→ **Supplied material**:
######

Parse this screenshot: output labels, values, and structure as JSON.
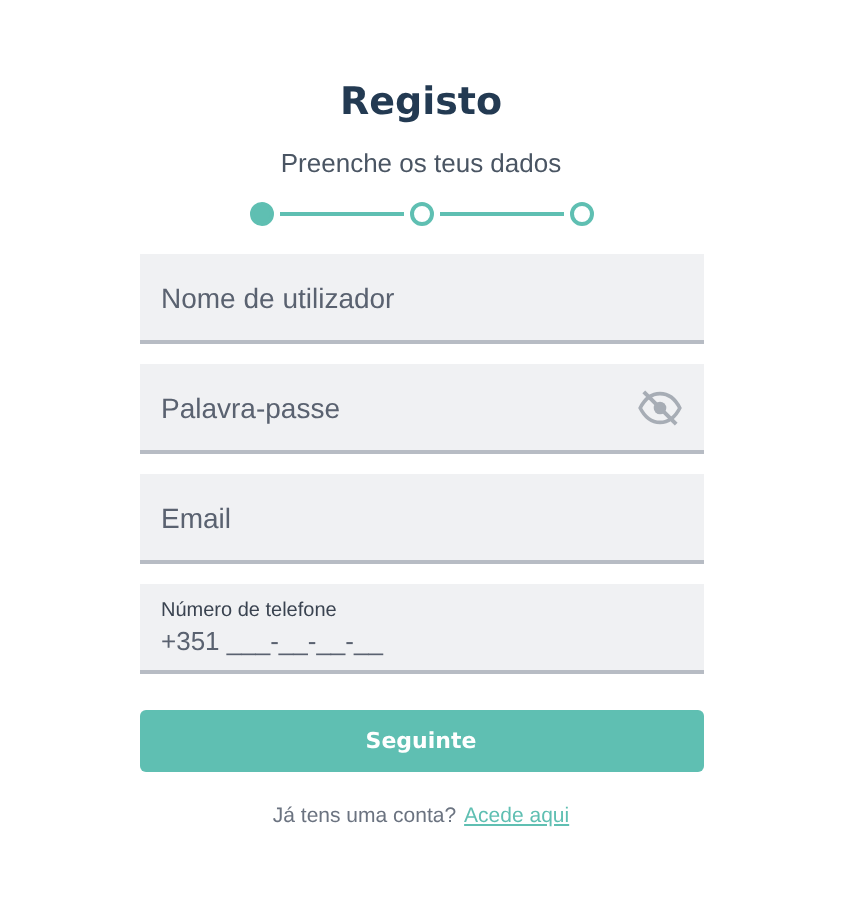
{
  "title": "Registo",
  "subtitle": "Preenche os teus dados",
  "steps": [
    {
      "selected": true
    },
    {
      "selected": false
    },
    {
      "selected": false
    }
  ],
  "fields": [
    {
      "kind": "text",
      "placeholder": "Nome de utilizador"
    },
    {
      "kind": "password",
      "placeholder": "Palavra-passe"
    },
    {
      "kind": "text",
      "placeholder": "Email"
    },
    {
      "kind": "phone",
      "label": "Número de telefone",
      "value": "+351 ___-__-__-__"
    }
  ],
  "button": "Seguinte",
  "footer": {
    "text": "Já tens uma conta?",
    "link": "Acede aqui"
  }
}
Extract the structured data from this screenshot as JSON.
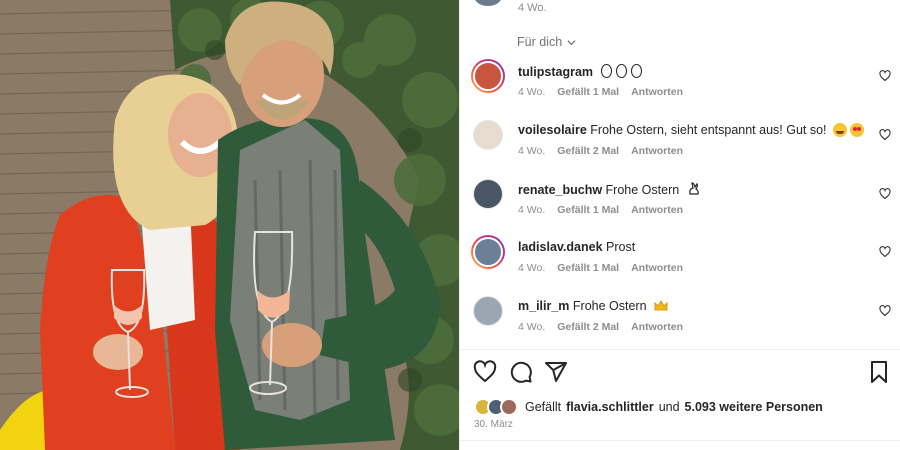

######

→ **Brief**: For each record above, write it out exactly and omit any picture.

→ **Result**:
Parse this screenshot: output labels, values, and structure as JSON.
{
  "title": "Registo",
  "subtitle": "Preenche os teus dados",
  "steps": [
    {
      "selected": true
    },
    {
      "selected": false
    },
    {
      "selected": false
    }
  ],
  "fields": [
    {
      "kind": "text",
      "placeholder": "Nome de utilizador"
    },
    {
      "kind": "password",
      "placeholder": "Palavra-passe"
    },
    {
      "kind": "text",
      "placeholder": "Email"
    },
    {
      "kind": "phone",
      "label": "Número de telefone",
      "value": "+351 ___-__-__-__"
    }
  ],
  "button": "Seguinte",
  "footer": {
    "text": "Já tens uma conta?",
    "link": "Acede aqui"
  }
}
Extract the structured data from this screenshot as JSON.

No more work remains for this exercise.